I’ve been drawing ever since I can remember. I recall copying the images of Rocky and Bullwinkle while the show aired on TV. I must've been around 3! I grew up during the sixties, when Charles Schulz and the artists of Mad Magazine were producing all that great work. Drawing was one of the things a kid could do, for free. I couldn’t help but be inspired.
From 1980-84, I attended The Evergreen State College, in Olympia Washington. The college gave me a foundation of independent thinking that I use to this day. For a few years I became the go-to artist for the college, creating many posters and illustrations. It was the start of my career as a freelance artist.
I enjoy the collaborative process of the many freelance assignments I've been involved in. I appreciate that my art has a use and a function out there in the greater world.
A few common questions and their answers...
Q: How do you get your ideas?
A: Often while travelling. I look for a lively place that calls out to be drawn. I gravitate toward unique buildings and locations. Often there are some unique characters inhabiting these places.
Q: Do you use a computer/photographs?
A: The computer and photographs are useful tools. I mostly work from my sketchbook and memory. I often use photos to jog my memory or give me a sense of an overall layout.
Q: Did you go to art school?

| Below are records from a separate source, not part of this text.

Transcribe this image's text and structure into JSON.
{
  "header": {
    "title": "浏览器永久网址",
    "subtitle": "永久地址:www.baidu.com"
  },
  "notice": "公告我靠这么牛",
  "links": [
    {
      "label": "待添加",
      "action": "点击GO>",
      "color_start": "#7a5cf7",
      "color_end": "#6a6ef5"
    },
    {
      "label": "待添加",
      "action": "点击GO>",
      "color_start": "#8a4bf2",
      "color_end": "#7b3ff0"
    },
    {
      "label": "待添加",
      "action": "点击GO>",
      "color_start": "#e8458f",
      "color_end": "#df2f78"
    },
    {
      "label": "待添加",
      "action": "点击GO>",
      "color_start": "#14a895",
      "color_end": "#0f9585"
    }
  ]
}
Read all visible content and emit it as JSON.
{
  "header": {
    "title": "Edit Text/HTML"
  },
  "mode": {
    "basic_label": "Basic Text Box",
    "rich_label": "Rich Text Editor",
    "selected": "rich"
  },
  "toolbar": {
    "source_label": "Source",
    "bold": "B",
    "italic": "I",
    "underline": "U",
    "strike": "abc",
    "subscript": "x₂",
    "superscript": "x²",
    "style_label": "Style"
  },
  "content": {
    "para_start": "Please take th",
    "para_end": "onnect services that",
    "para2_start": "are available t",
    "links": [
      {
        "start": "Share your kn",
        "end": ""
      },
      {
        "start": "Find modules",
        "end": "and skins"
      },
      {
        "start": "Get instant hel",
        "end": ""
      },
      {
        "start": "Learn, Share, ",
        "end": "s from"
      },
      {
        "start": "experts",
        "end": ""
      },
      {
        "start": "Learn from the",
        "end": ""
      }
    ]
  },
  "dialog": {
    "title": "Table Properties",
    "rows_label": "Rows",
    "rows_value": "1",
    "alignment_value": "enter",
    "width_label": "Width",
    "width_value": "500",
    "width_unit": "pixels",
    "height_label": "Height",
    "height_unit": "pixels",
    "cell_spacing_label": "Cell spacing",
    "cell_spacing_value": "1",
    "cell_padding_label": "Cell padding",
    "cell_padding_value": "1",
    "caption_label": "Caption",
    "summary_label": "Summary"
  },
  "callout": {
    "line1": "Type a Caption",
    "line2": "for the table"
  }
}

A: I've taken plenty of drawing classes, but I've drawn way more on my own. A personal style emerges over time, built on experiences and influences. Today I continue to learn more. I draw whenever I can.
Q: Can anyone learn to draw?
A: Often people have said to me, “I wish I could draw. I can’t draw a straight line.” As if it's a verdict already cast in stone. You have to give yourself a break. Maybe you can draw, or have some other creative talent. My work doesn't start out in a finished form. There are many scribbles, sketches and revisions. It all starts from somewhere. Who knows what talent can emerge in an encouraging environment?
Q: Who are your influences?
A: As a kid I was totally into Mad Magazine. Over the years, I've discovered many more great artists. My favorite artists were masters of the drawn line: Hokusai, Hirschfeld, Lautrec. (By the way...I aspire to draw like these greats...no way I'm in their league, of course!)
Q: Do you consider yourself a cartoonist?
A: I guess so. I've always drawn with a humorous line. Although I take into consideration creative aspects like good design and composition. It's a lot of good hard work.